February 13, 2020


Traditional Chinese Medicine for Treating Novel Coronavirus (2019-nCoV) Pneumonia: Protocol for a Systematic Review and Meta-Analysis


This systematic review and meta-analysis will assess studies of the effects of TCM in 2019-nCoV-infected pneumonia (NCIP). We will search electronic databases including PubMed, Embase, the Cochrane Central Register of Controlled Trials (CENTRAL), Chinese Biomedical Literature Database (CBM), China National Knowledge Infrastructure (CNKI), Chinese Science and Technology Periodical Database (VIP) and Wanfang database using keywords related to NCIP and TCM. Reference lists of relevant trials and reviews will be searched. We will manually search grey literature, such as conference proceedings and academic degree dissertations, and trial registries. Two independent reviewers will screen studies, extract data and evaluate risk of bias.

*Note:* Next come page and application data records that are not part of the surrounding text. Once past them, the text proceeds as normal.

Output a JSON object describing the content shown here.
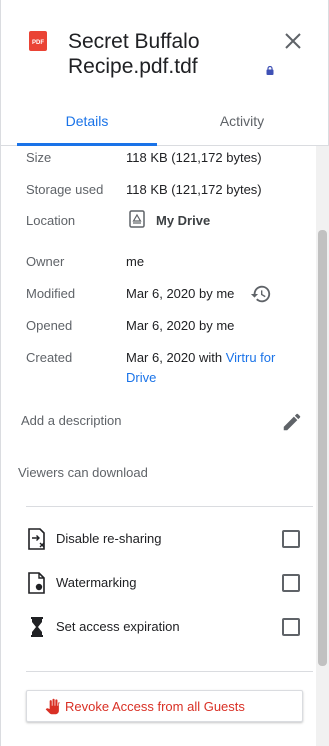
{
  "header": {
    "file_icon_text": "PDF",
    "title_line1": "Secret Buffalo",
    "title_line2": "Recipe.pdf.tdf"
  },
  "tabs": [
    {
      "label": "Details",
      "active": true
    },
    {
      "label": "Activity",
      "active": false
    }
  ],
  "details": {
    "size": {
      "label": "Size",
      "value": "118 KB (121,172 bytes)"
    },
    "storage": {
      "label": "Storage used",
      "value": "118 KB (121,172 bytes)"
    },
    "location": {
      "label": "Location",
      "value": "My Drive"
    },
    "owner": {
      "label": "Owner",
      "value": "me"
    },
    "modified": {
      "label": "Modified",
      "value": "Mar 6, 2020 by me"
    },
    "opened": {
      "label": "Opened",
      "value": "Mar 6, 2020 by me"
    },
    "created": {
      "label": "Created",
      "value_prefix": "Mar 6, 2020 with ",
      "link_part1": "Virtru for",
      "link_part2": "Drive"
    }
  },
  "description": {
    "placeholder": "Add a description"
  },
  "viewers_label": "Viewers can download",
  "options": [
    {
      "label": "Disable re-sharing",
      "checked": false
    },
    {
      "label": "Watermarking",
      "checked": false
    },
    {
      "label": "Set access expiration",
      "checked": false
    }
  ],
  "revoke_button": {
    "label": "Revoke Access from all Guests"
  },
  "colors": {
    "accent": "#1a73e8",
    "danger": "#d93025",
    "pdf_red": "#ea4335"
  }
}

February 11, 2020 


Anti-SARS and Anti-HCV Drugs Repurposing Against the Papain-like Protease of the Newly Emerged Coronavirus (2019-nCoV)


The most famous two strains of HCoV are the Severe Acute Respiratory Syndrome coronavirus (SARS CoV) and the Middle East Respiratory Syndrome coronavirus (MERS CoV). The former had emerged in China in 2002 while the latter emerged in the Middle East region in 2012 and South Korea in 2015. In this study, the newly emerged 2019-nCoV papain-like protease (PLpro) is targeted by anti-SARS PLpro drugs and the anti-Hepatitis C Virus (HCV) Non-structural protein 3 (NS3) serine protease drugs. Sequence analysis, modeling, and docking are used to get a valid model for 2019-nCoV PLpro. The results suggest the effectiveness of the anti-SARS drugs (GRL-0667, GRL-0617, and Mycophenolic acid) and the anti-HCV drugs (Grazoprevir, Telaprevir, and Boceprevir) as potent inhibitors against the newly emerged coronavirus.

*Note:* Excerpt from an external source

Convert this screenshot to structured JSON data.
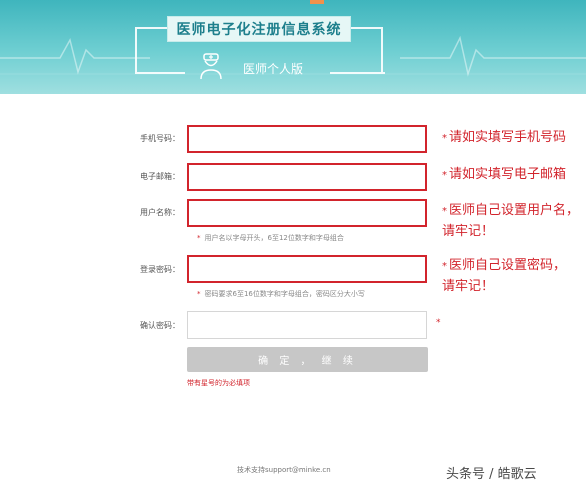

January 25, 2020


Remdesivir and Chloroquine Effectively Inhibit the Recently Emerged Novel Coronavirus (2019-nCoV) in Vitro


Our findings reveal that remdesivir and chloroquine are highly effective in the control of 2019-nCoV infection in vitro. Since these compounds have been used in human patients with a safety track record and shown to be effective against various ailments, we suggest that they should be assessed in human patients suffering from the novel coronavirus disease.